The same foregoing measurement can be extended to the education sector. Why is the sector perennially in a comatose situation that no top-ranking public servant has his child in a public school? Why are private educational institutions thriving compared to their public counterparts? Why are lecturers in public institutions perennially on strikes? What is school per capita in Nigeria? What is the ratio of lecturer to student population in a typical public tertiary institution in Nigeria?
What is the level of development in terms of transportation in Nigeria? How are the rails, roads, airports and seaports developed? How many avoidable deaths have been recorded on the roads? How many man hours are daily lost on the roads? What is rail per capita in Nigeria? The list is indeed endless!
Electricity that has been associated with modern civilization, where is Nigeria in the scheme of things in the sector? A country with about 200 million citizens is always in a celebratory mood whenever 7,000 megawatts of electricity are generated. Don’t ask about the distribution side of it! Yet industries are expected to blossom under that situation and generate employment.
Housing sector is yet another one up for interrogation. Many figures have been bandied about the housing deficit in Nigeria. One thing is however, certain: it runs into millions. Even those that have accommodation: how decent? What is room per capita?
Employment is another important index. Where the rate of unemployment is daily soaring, what use is a positive GDP to the economy? Those that are employed: how gainfully employed are they? What job satisfaction do they derive? Are they actually employed or under employed?
What is the level of security enjoyed by the citizenry? No day passes without one report or another of killings either by insurgents or armed militias. What use is positive GDP if Nigerians cannot feel secure as to move around in the country, not to talk of having their two eyes closed while asleep?
If political liberties of Nigerians are abridged or the authorities lack civic engagement with the citizens as per government policies, what will a robust GDP figure do to assuage life satisfaction of the citizens?
Based on the foregoing, it is therefore hardly surprising that a lot of countries have treated the concept of GDP as an economic metric with caution and have gone beyond it via other dimensions. For example, New Zealand has a “wellbeing” metric. It has developed a budget based on it rather than on GDP to align public spending with broader objectives.
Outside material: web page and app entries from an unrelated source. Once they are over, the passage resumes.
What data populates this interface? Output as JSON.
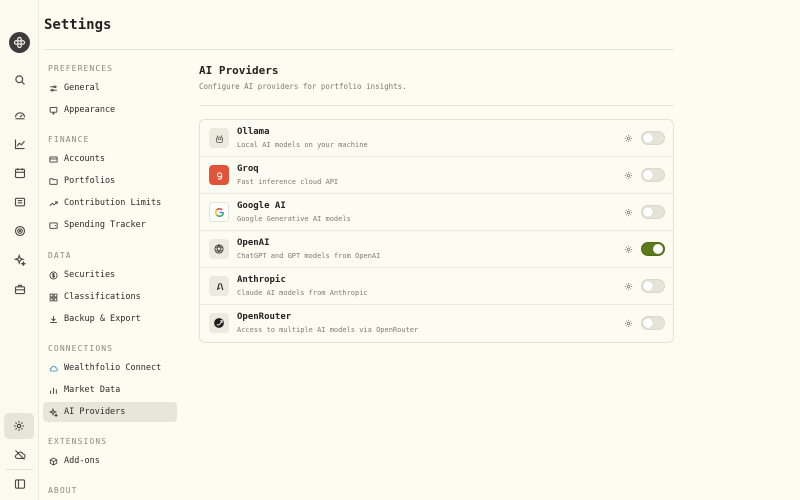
{
  "page": {
    "title": "Settings"
  },
  "nav": {
    "sections": [
      {
        "label": "PREFERENCES",
        "items": [
          {
            "label": "General",
            "icon": "sliders-icon"
          },
          {
            "label": "Appearance",
            "icon": "monitor-icon"
          }
        ]
      },
      {
        "label": "FINANCE",
        "items": [
          {
            "label": "Accounts",
            "icon": "card-icon"
          },
          {
            "label": "Portfolios",
            "icon": "folder-icon"
          },
          {
            "label": "Contribution Limits",
            "icon": "trend-up-icon"
          },
          {
            "label": "Spending Tracker",
            "icon": "wallet-icon"
          }
        ]
      },
      {
        "label": "DATA",
        "items": [
          {
            "label": "Securities",
            "icon": "dollar-icon"
          },
          {
            "label": "Classifications",
            "icon": "blocks-icon"
          },
          {
            "label": "Backup & Export",
            "icon": "download-icon"
          }
        ]
      },
      {
        "label": "CONNECTIONS",
        "items": [
          {
            "label": "Wealthfolio Connect",
            "icon": "cloud-icon"
          },
          {
            "label": "Market Data",
            "icon": "bar-chart-icon"
          },
          {
            "label": "AI Providers",
            "icon": "sparkles-icon",
            "active": true
          }
        ]
      },
      {
        "label": "EXTENSIONS",
        "items": [
          {
            "label": "Add-ons",
            "icon": "package-icon"
          }
        ]
      },
      {
        "label": "ABOUT",
        "items": []
      }
    ]
  },
  "main": {
    "title": "AI Providers",
    "subtitle": "Configure AI providers for portfolio insights.",
    "providers": [
      {
        "name": "Ollama",
        "description": "Local AI models on your machine",
        "enabled": false,
        "logo": "ollama-icon"
      },
      {
        "name": "Groq",
        "description": "Fast inference cloud API",
        "enabled": false,
        "logo": "groq-icon"
      },
      {
        "name": "Google AI",
        "description": "Google Generative AI models",
        "enabled": false,
        "logo": "google-icon"
      },
      {
        "name": "OpenAI",
        "description": "ChatGPT and GPT models from OpenAI",
        "enabled": true,
        "logo": "openai-icon"
      },
      {
        "name": "Anthropic",
        "description": "Claude AI models from Anthropic",
        "enabled": false,
        "logo": "anthropic-icon"
      },
      {
        "name": "OpenRouter",
        "description": "Access to multiple AI models via OpenRouter",
        "enabled": false,
        "logo": "openrouter-icon"
      }
    ]
  },
  "colors": {
    "background": "#fdfcf0",
    "toggle_on": "#5b7a1a",
    "groq_red": "#e2543a"
  }
}
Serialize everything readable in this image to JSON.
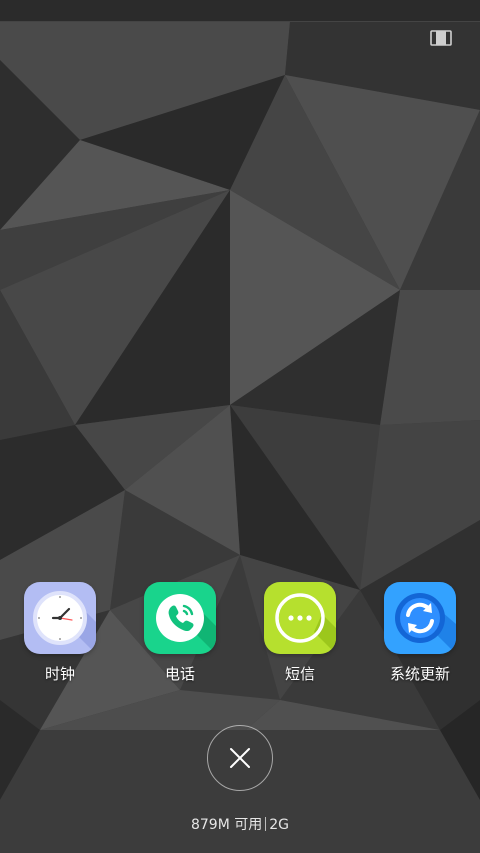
{
  "recents": {
    "apps": [
      {
        "label": "时钟",
        "icon": "clock-icon",
        "color": "#b8c2f5"
      },
      {
        "label": "电话",
        "icon": "phone-icon",
        "color": "#18d58c"
      },
      {
        "label": "短信",
        "icon": "message-icon",
        "color": "#b6e02e"
      },
      {
        "label": "系统更新",
        "icon": "system-update-icon",
        "color": "#2f8fff"
      }
    ],
    "close_icon": "close-icon",
    "view_toggle_icon": "view-toggle-icon"
  },
  "memory": {
    "available": "879M 可用",
    "total": "2G"
  },
  "colors": {
    "wallpaper_base": "#3a3a3a",
    "statusbar": "#2b2b2b"
  }
}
In 2013, the Organisation of Economic Cooperation and Development (OECD) better life index was published. In 1990, Mahbub Ul Haq, a Pakistani economist at the United Nations introduced the Human Development Index (HDI). The HDI is a composite index of life expectancy at birth, adult literacy rate and standard of living measured as a logarithmic function of GDP, adjusted to purchasing power parity.
Nigeria based on its intrinsic idiosyncrasies needs to develop its own metric of measuring real development beyond GDP which as a quantitative index is concerned primarily with economic growth whereas development encompasses growth plus.
Dr. Okolo is a Chartered Stockbroker and Management Consultant based in Lagos.